Night Mail   Leave a comment

This is the night mail crossing the Border,
Bringing the cheque and the postal order,
Letters for the rich, letters for the poor,
The shop at the corner, the girl next door.
Pulling up Beattock, a steady climb:
The gradient’s against her, but she’s on time.

Spini Station

Past cotton-grass and moorland boulder
Shovelling white steam over her shoulder,
Snorting noisily as she passes
Silent miles of wind-bent grasses.
Birds turn their heads as she approaches,
Stare from bushes at her blank-faced coaches.
Sheep-dogs cannot turn her course;
They slumber on with paws across.
In the farm she passes no one wakes,
But a jug in a bedroom gently shakes.

Achemon Station

Dawn freshens; the climb is done.
Down towards Glasgow she descends,
Towards the steam tugs yelping down a glade of cranes,
Towards the fields of apparatus, the furnaces
Set on the dark plain like gigantic chessmen.
All Scotland waits for her:
In dark glens, beside pale-green lochs,
Men long for news.
=====
Letters of thanks, letters from banks,
Letters of joy from girl and boy,
Receipted bills and invitations
To inspect new stock or to visit relations,
And applications for situations,
And timid lovers’ declarations,
And gossip, gossip from all the nations,
News circumstantial, news financial,
Letters with holiday snaps to enlarge in,
Letters with faces scrawled on the margin,
Letters from uncles, cousins, and aunts,
Letters to Scotland from the South of France,
Letters of condolence to Highlands and Lowlands
Written on paper of every hue,
The pink, the violet, the white and the blue,
The chatty, the catty, the boring, the adoring,
The cold and official and the heart’s outpouring,
Clever, stupid, short and long,
The typed and the printed and the spelt all wrong.

Calleta Station, the next-to-last stop on the southern run of the Second Life Railroad

Thousands are still asleep,
Dreaming of terrifying monsters,
Or of friendly tea beside the band in Cranston’s or Crawford’s;
Asleep in working Glasgow, asleep in well-set Edinburgh,
Asleep in granite Aberdeen,
They continue their dreams,
But shall wake soon and hope for letters.
And none will hear the postman’s knock
Without a quickening of the heart,
For who can bear to feel himself forgotten?
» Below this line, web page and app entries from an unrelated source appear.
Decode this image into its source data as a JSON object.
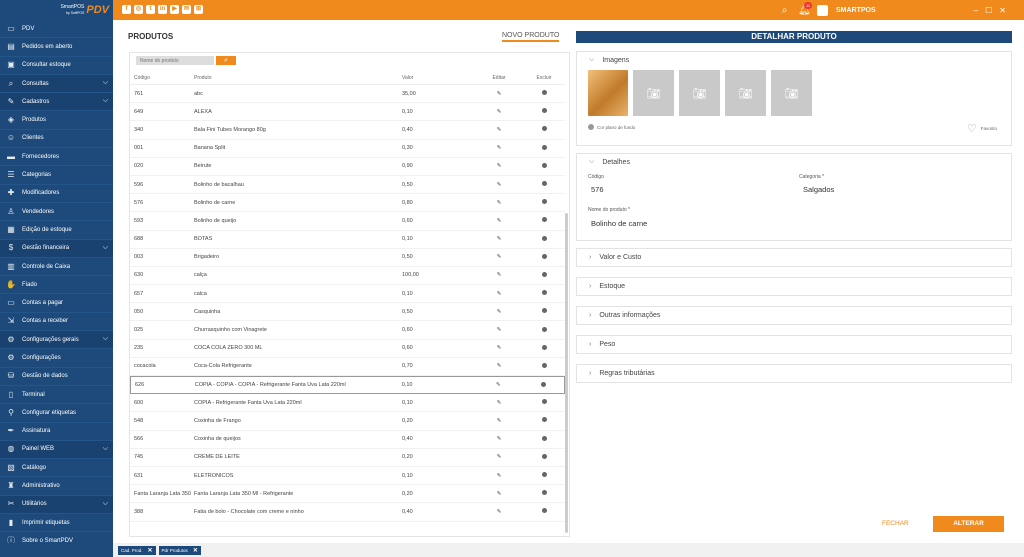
{
  "app": {
    "logo_small": "SmartPOS",
    "logo_small2": "by SoftPOS",
    "logo_big": "PDV",
    "brand": "SMARTPOS",
    "notif_count": "11"
  },
  "icons": {
    "search": "search-icon",
    "bell": "bell-icon",
    "minimize": "minimize-icon",
    "maximize": "maximize-icon",
    "close": "close-icon"
  },
  "colors": {
    "accent": "#f08a1c",
    "sidebar": "#1d4a7a"
  },
  "sidebar": {
    "items": [
      {
        "label": "PDV",
        "icon": "monitor-icon",
        "group": false
      },
      {
        "label": "Pedidos em aberto",
        "icon": "clipboard-icon",
        "group": false
      },
      {
        "label": "Consultar estoque",
        "icon": "box-icon",
        "group": false
      },
      {
        "label": "Consultas",
        "icon": "search-icon",
        "group": true
      },
      {
        "label": "Cadastros",
        "icon": "pencil-icon",
        "group": true
      },
      {
        "label": "Produtos",
        "icon": "tag-icon",
        "group": false
      },
      {
        "label": "Clientes",
        "icon": "user-icon",
        "group": false
      },
      {
        "label": "Fornecedores",
        "icon": "truck-icon",
        "group": false
      },
      {
        "label": "Categorias",
        "icon": "list-icon",
        "group": false
      },
      {
        "label": "Modificadores",
        "icon": "puzzle-icon",
        "group": false
      },
      {
        "label": "Vendedores",
        "icon": "person-icon",
        "group": false
      },
      {
        "label": "Edição de estoque",
        "icon": "edit-box-icon",
        "group": false
      },
      {
        "label": "Gestão financeira",
        "icon": "money-icon",
        "group": true
      },
      {
        "label": "Controle de Caixa",
        "icon": "register-icon",
        "group": false
      },
      {
        "label": "Fiado",
        "icon": "hand-icon",
        "group": false
      },
      {
        "label": "Contas a pagar",
        "icon": "card-icon",
        "group": false
      },
      {
        "label": "Contas a receber",
        "icon": "receive-icon",
        "group": false
      },
      {
        "label": "Configurações gerais",
        "icon": "gear-icon",
        "group": true
      },
      {
        "label": "Configurações",
        "icon": "gear-icon",
        "group": false
      },
      {
        "label": "Gestão de dados",
        "icon": "database-icon",
        "group": false
      },
      {
        "label": "Terminal",
        "icon": "terminal-icon",
        "group": false
      },
      {
        "label": "Configurar etiquetas",
        "icon": "label-icon",
        "group": false
      },
      {
        "label": "Assinatura",
        "icon": "pen-icon",
        "group": false
      },
      {
        "label": "Painel WEB",
        "icon": "globe-icon",
        "group": true
      },
      {
        "label": "Catálogo",
        "icon": "book-icon",
        "group": false
      },
      {
        "label": "Administrativo",
        "icon": "admin-icon",
        "group": false
      },
      {
        "label": "Utilitários",
        "icon": "tools-icon",
        "group": true
      },
      {
        "label": "Imprimir etiquetas",
        "icon": "barcode-icon",
        "group": false
      },
      {
        "label": "Sobre o SmartPDV",
        "icon": "info-icon",
        "group": false
      }
    ]
  },
  "products": {
    "title": "PRODUTOS",
    "new_button": "NOVO PRODUTO",
    "search_placeholder": "Nome do produto",
    "columns": {
      "code": "Código",
      "product": "Produto",
      "value": "Valor",
      "edit": "Editar",
      "delete": "Excluir"
    },
    "rows": [
      {
        "code": "761",
        "name": "abc",
        "value": "35,00"
      },
      {
        "code": "649",
        "name": "ALEXA",
        "value": "0,10"
      },
      {
        "code": "340",
        "name": "Bala Fini Tubes Morango 80g",
        "value": "0,40"
      },
      {
        "code": "001",
        "name": "Banana Split",
        "value": "0,30"
      },
      {
        "code": "020",
        "name": "Beirute",
        "value": "0,90"
      },
      {
        "code": "596",
        "name": "Bolinho de bacalhau",
        "value": "0,50"
      },
      {
        "code": "576",
        "name": "Bolinho de carne",
        "value": "0,80"
      },
      {
        "code": "593",
        "name": "Bolinho de queijo",
        "value": "0,60"
      },
      {
        "code": "688",
        "name": "BOTAS",
        "value": "0,10"
      },
      {
        "code": "003",
        "name": "Brigadeiro",
        "value": "0,50"
      },
      {
        "code": "630",
        "name": "calça",
        "value": "100,00"
      },
      {
        "code": "657",
        "name": "calca",
        "value": "0,10"
      },
      {
        "code": "050",
        "name": "Casquinha",
        "value": "0,50"
      },
      {
        "code": "025",
        "name": "Churrasquinho com Vinagrete",
        "value": "0,60"
      },
      {
        "code": "235",
        "name": "COCA COLA ZERO 300 ML",
        "value": "0,60"
      },
      {
        "code": "cocacola",
        "name": "Coca-Cola Refrigerante",
        "value": "0,70"
      },
      {
        "code": "626",
        "name": "COPIA - COPIA - COPIA - Refrigerante Fanta Uva Lata 220ml",
        "value": "0,10",
        "selected": true
      },
      {
        "code": "600",
        "name": "COPIA - Refrigerante Fanta Uva Lata 220ml",
        "value": "0,10"
      },
      {
        "code": "548",
        "name": "Coxinha de Frango",
        "value": "0,20"
      },
      {
        "code": "566",
        "name": "Coxinha de queijos",
        "value": "0,40"
      },
      {
        "code": "745",
        "name": "CREME DE LEITE",
        "value": "0,20"
      },
      {
        "code": "631",
        "name": "ELETRONICOS",
        "value": "0,10"
      },
      {
        "code": "Fanta Laranja Lata 350",
        "name": "Fanta Laranja Lata 350 Ml - Refrigerante",
        "value": "0,20"
      },
      {
        "code": "388",
        "name": "Fatia de bolo - Chocolate com creme e ninho",
        "value": "0,40"
      }
    ]
  },
  "detail": {
    "title": "DETALHAR PRODUTO",
    "images_label": "Imagens",
    "bg_color_label": "Cor plano de fundo",
    "favorite_label": "Favorito",
    "details_label": "Detalhes",
    "code_label": "Código",
    "code_value": "576",
    "category_label": "Categoria *",
    "category_value": "Salgados",
    "name_label": "Nome do produto *",
    "name_value": "Bolinho de carne",
    "sections": [
      "Valor e Custo",
      "Estoque",
      "Outras informações",
      "Peso",
      "Regras tributárias"
    ],
    "close_button": "FECHAR",
    "save_button": "ALTERAR"
  },
  "bottom_tabs": [
    {
      "label": "Cad. Prod."
    },
    {
      "label": "Pdr Produtos"
    }
  ]
}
“Night Mail,” by W. H. Auden
Written for the finale of the British documentary film of the same name

I’m including the entire video here, as the clip of the poem itself won’t allow embedding.  It’s a classic of British documentary, from the GPO Film Unit, and I’d encourage watching the whole thing.  However, if you’d rather get to the meat of the matter, the poem recitation starts at 22:15.  (CB)

I’ll need to make a new signature block; forgot before I posted this!

Do you have a thought to share on this?

Fill in your details below or click an icon to log in:

WordPress.com Logo

You are commenting using your WordPress.com account. Log Out /  Change )

Google+ photo

You are commenting using your Google+ account. Log Out /  Change )

Twitter picture

You are commenting using your Twitter account. Log Out /  Change )

Facebook photo

You are commenting using your Facebook account. Log Out /  Change )

Connecting to %s

This site uses Akismet to reduce spam. Learn how your comment data is processed.

%d bloggers like this: